As soon as your dog starts taking more naps than usual and the couch seems to be his or her favorite spot, it might mean that your good boy (or girl) has become a senior dog. This usually happens when your pet is around 7 years old – about 56 years in human age.
With this age come some degenerative diseases, that affect the pooch’s quality of life and mobility. This is why you have to keep him or her moving so that their bones and muscles don’t lose effectiveness and strength.
However, it’s hard to know when the dog wants to exercise or not and, of course, you can’t just force your Fido out for a walk. After all, you have to behave with a senior dog just as you would behave with your elders – plenty of care and lots of love.
Therefore, in today’s article, we’ll give you some information on how to keep your senior dog moving, maintain his or her mobility and ensure a good quality of life for your furry companion.
Customize your pet’s walks
When it comes to walks, you should take your senior dog on slower and shorter ones – slower walks will make sure that your dog doesn’t get injured and shorter ones give him or her the required daily exercise and the benefits that come with it.
Moreover, you also have to encourage movement both during and after the walk – this can be easily done through positive reinforcement, praise, and affection. When your dog doesn’t seem motivated enough for a walk, you can use the tactics mentioned before as well as some treats.
However, make sure that the treats are low in calories and don’t offer them to your pet that often – you’ll soon see why.

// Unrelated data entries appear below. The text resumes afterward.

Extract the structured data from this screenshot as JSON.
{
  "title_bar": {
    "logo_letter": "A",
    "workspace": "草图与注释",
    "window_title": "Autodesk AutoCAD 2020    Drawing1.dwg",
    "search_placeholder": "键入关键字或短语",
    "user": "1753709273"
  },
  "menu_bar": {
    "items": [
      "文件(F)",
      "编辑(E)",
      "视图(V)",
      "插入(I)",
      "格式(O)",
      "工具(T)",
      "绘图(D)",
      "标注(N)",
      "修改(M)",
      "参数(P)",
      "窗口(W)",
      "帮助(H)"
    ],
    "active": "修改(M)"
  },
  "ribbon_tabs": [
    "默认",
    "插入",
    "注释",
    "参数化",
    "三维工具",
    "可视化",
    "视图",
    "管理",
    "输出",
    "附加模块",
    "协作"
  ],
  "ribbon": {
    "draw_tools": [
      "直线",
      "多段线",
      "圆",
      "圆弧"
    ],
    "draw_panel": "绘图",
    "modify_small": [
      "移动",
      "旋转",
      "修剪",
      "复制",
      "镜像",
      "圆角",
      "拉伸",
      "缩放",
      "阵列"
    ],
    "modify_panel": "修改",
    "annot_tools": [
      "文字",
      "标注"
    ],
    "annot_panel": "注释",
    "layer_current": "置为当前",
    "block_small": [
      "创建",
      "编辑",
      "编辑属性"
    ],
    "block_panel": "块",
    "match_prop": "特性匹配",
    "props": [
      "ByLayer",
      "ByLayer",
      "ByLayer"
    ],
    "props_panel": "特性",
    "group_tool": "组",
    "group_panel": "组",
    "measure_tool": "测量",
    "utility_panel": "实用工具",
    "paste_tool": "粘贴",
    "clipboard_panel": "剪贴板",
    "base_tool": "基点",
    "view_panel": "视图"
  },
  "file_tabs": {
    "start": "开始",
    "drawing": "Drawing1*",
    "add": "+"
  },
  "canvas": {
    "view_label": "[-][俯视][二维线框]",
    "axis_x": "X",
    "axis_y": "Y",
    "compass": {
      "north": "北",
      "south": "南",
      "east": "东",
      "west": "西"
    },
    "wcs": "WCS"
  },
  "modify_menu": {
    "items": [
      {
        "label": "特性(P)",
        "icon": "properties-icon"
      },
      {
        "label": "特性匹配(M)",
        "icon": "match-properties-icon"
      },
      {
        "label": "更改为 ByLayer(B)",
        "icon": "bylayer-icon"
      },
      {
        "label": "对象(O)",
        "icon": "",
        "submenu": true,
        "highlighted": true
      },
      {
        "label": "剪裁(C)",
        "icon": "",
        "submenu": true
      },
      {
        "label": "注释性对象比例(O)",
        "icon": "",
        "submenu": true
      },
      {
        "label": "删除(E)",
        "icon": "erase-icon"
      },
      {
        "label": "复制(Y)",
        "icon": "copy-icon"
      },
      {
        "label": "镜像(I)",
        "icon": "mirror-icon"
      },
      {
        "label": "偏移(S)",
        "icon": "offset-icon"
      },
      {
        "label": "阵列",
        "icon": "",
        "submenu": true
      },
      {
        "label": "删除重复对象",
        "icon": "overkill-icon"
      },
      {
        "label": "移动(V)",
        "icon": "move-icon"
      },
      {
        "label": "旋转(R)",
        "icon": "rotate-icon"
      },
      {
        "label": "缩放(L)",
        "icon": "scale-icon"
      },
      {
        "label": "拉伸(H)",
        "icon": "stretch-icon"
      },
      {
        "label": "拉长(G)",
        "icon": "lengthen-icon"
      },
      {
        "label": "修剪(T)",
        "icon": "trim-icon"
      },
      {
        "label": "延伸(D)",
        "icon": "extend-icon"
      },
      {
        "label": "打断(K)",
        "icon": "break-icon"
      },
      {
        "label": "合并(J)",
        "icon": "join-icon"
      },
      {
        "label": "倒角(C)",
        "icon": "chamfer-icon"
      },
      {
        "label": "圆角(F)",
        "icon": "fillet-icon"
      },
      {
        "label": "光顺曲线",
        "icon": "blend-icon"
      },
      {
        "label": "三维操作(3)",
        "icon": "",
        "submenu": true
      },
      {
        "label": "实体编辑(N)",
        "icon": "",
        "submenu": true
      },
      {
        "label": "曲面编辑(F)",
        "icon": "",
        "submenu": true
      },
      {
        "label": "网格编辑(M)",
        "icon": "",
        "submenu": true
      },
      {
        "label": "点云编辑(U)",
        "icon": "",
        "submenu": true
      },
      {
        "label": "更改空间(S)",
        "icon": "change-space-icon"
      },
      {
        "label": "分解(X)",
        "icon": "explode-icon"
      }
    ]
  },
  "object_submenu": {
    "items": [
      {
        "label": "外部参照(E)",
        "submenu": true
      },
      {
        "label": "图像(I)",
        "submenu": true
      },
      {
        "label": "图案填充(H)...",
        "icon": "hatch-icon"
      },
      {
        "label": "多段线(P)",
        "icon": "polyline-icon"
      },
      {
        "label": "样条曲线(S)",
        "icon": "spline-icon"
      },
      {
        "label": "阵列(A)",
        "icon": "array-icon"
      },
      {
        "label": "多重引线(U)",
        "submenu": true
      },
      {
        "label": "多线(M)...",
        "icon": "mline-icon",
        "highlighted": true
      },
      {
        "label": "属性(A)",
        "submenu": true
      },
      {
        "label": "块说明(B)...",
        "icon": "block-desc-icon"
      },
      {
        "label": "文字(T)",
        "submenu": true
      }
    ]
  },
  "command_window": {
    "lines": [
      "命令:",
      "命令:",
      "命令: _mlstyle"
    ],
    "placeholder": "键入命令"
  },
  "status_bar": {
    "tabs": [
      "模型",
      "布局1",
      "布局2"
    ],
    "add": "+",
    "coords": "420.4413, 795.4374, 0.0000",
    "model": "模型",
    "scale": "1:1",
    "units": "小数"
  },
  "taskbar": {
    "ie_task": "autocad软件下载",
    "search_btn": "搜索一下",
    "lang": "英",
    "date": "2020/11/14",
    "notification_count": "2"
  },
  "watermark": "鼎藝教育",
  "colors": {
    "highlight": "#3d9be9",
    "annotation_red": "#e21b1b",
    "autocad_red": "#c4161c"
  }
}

In terms of weight, you want your pet to be just between too thin and too heavy – so you might want to reduce the number of dog treats you are offering to your senior dog. Of course, you could weigh your dog and see if his or her weight needs some adjustment, but you can also check for the following things.

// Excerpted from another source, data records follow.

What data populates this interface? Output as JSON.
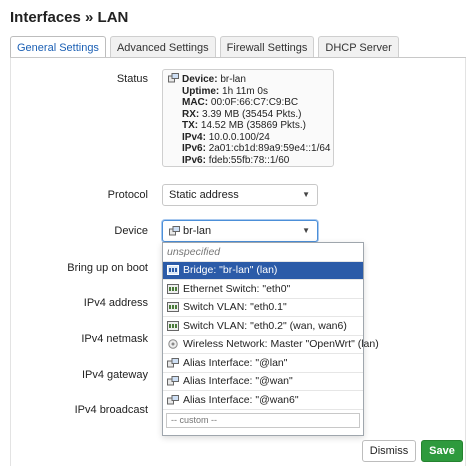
{
  "page": {
    "title": "Interfaces » LAN"
  },
  "tabs": [
    {
      "label": "General Settings",
      "active": true
    },
    {
      "label": "Advanced Settings",
      "active": false
    },
    {
      "label": "Firewall Settings",
      "active": false
    },
    {
      "label": "DHCP Server",
      "active": false
    }
  ],
  "status": {
    "label": "Status",
    "device": {
      "key": "Device:",
      "value": "br-lan"
    },
    "uptime": {
      "key": "Uptime:",
      "value": "1h 11m 0s"
    },
    "mac": {
      "key": "MAC:",
      "value": "00:0F:66:C7:C9:BC"
    },
    "rx": {
      "key": "RX:",
      "value": "3.39 MB (35454 Pkts.)"
    },
    "tx": {
      "key": "TX:",
      "value": "14.52 MB (35869 Pkts.)"
    },
    "ipv4": {
      "key": "IPv4:",
      "value": "10.0.0.100/24"
    },
    "ipv6_1": {
      "key": "IPv6:",
      "value": "2a01:cb1d:89a9:59e4::1/64"
    },
    "ipv6_2": {
      "key": "IPv6:",
      "value": "fdeb:55fb:78::1/60"
    }
  },
  "protocol": {
    "label": "Protocol",
    "value": "Static address"
  },
  "device": {
    "label": "Device",
    "value": "br-lan"
  },
  "labels": {
    "bring_up": "Bring up on boot",
    "ipv4_address": "IPv4 address",
    "ipv4_netmask": "IPv4 netmask",
    "ipv4_gateway": "IPv4 gateway",
    "ipv4_broadcast": "IPv4 broadcast"
  },
  "dropdown": {
    "options": [
      "unspecified",
      "Bridge: \"br-lan\" (lan)",
      "Ethernet Switch: \"eth0\"",
      "Switch VLAN: \"eth0.1\"",
      "Switch VLAN: \"eth0.2\" (wan, wan6)",
      "Wireless Network: Master \"OpenWrt\" (lan)",
      "Alias Interface: \"@lan\"",
      "Alias Interface: \"@wan\"",
      "Alias Interface: \"@wan6\""
    ],
    "selected_index": 1,
    "custom_placeholder": "-- custom --"
  },
  "buttons": {
    "dismiss": "Dismiss",
    "save": "Save"
  },
  "colors": {
    "selected_bg": "#2b5ba8",
    "save_bg": "#2e9a3d",
    "active_tab": "#1a5fb4"
  }
}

For example, the ribs should be easily palpable and be covered by a minimum amount of fat. The waist should be just easily noted when viewed from above, while the abdominal tuck must be evident – specifically, the waist should be seen as behind the ribs when looked at from above and the abdomen should be tucked up when viewed from the side.
The characteristics mentioned before should be sought after, as they are the optimal ones when it comes to the load that your senior dog has to carry on his or her joints with every movement. A thinner body frame also makes it much easier for your dog to get up and walk around the house.
Furthermore, you should choose only senior dog food for your pet so that he or she has a healthy diet and maintains an optimal weight that will make movement easier.
Make use of home accessories
Keeping your senior dog on the move doesn’t mean you should make this act harder or dangerous for your furry friend. For example, you could add some pet ramps or stairs in the elevated place within your house. Doing this comes with the following benefits.
First of all, it will be less likely for your dog to suffer any form of injury if you add these ramps and stairs in your house, as jumping off furniture or high places, in general, is the main cause of orthopedic injuries – and you clearly want to avoid your senior dog suffering from those.
On the other hand, you won’t have to pick up your pet in order to move him or her around the house – your dog will be able to move easier with the help of the special ramps and stairs. Therefore, not only are injuries avoided, but these home accessories encourage movement as well.
In addition, if your pet has a really hard time moving around and you don’t know what to do in order to make movement easier, you could sling one of your T-shirts, or even one of those dog life jackets that have a handle, underneath the dog’s abdomen and support their weight while walking.
Naturally, if you have a senior dog, you wouldn’t want to have his/her bed or place of leisure on an upper floor or in an area that makes reaching water and the outside door difficult. Furthermore, keep in mind that your pet won’t probably climb down the stairs if he or she thinks that’s pretty much impossible.
That’s why, in order to make it easier for your pet to reach certain areas in the house – such as the food bowl and the water supply -, as well as the front door for occasional walks, he or she should be kept in safe areas that eliminate all forms of danger from their surroundings.
You want your senior dog to move, but you also want him or her to be extremely safe while doing so – you could also buy baby gates in order to restrict your pet’s movement in certain areas, such as the bottom and top landing of your stairs.
As you may have noticed so far, movement is indeed important, but making movement easier through various tactics is also an important thing you must take into account. Basically, it is just not enough to take your dog for shorter and long walks.
One of the first things you should look into before engaging in any movement schedule is the pet’s bedding – make sure that the cushions are soft enough so that there is little to no pressure on the dog’s joints.
If there’s too much pressure on certain areas while the dog lays down, then he or she won’t want to get up as those areas will be feeling extremely uncomfortable. A type of bedding that is advertised as being orthopedic or one that has memory foam can be just the perfect choice for your senior dog.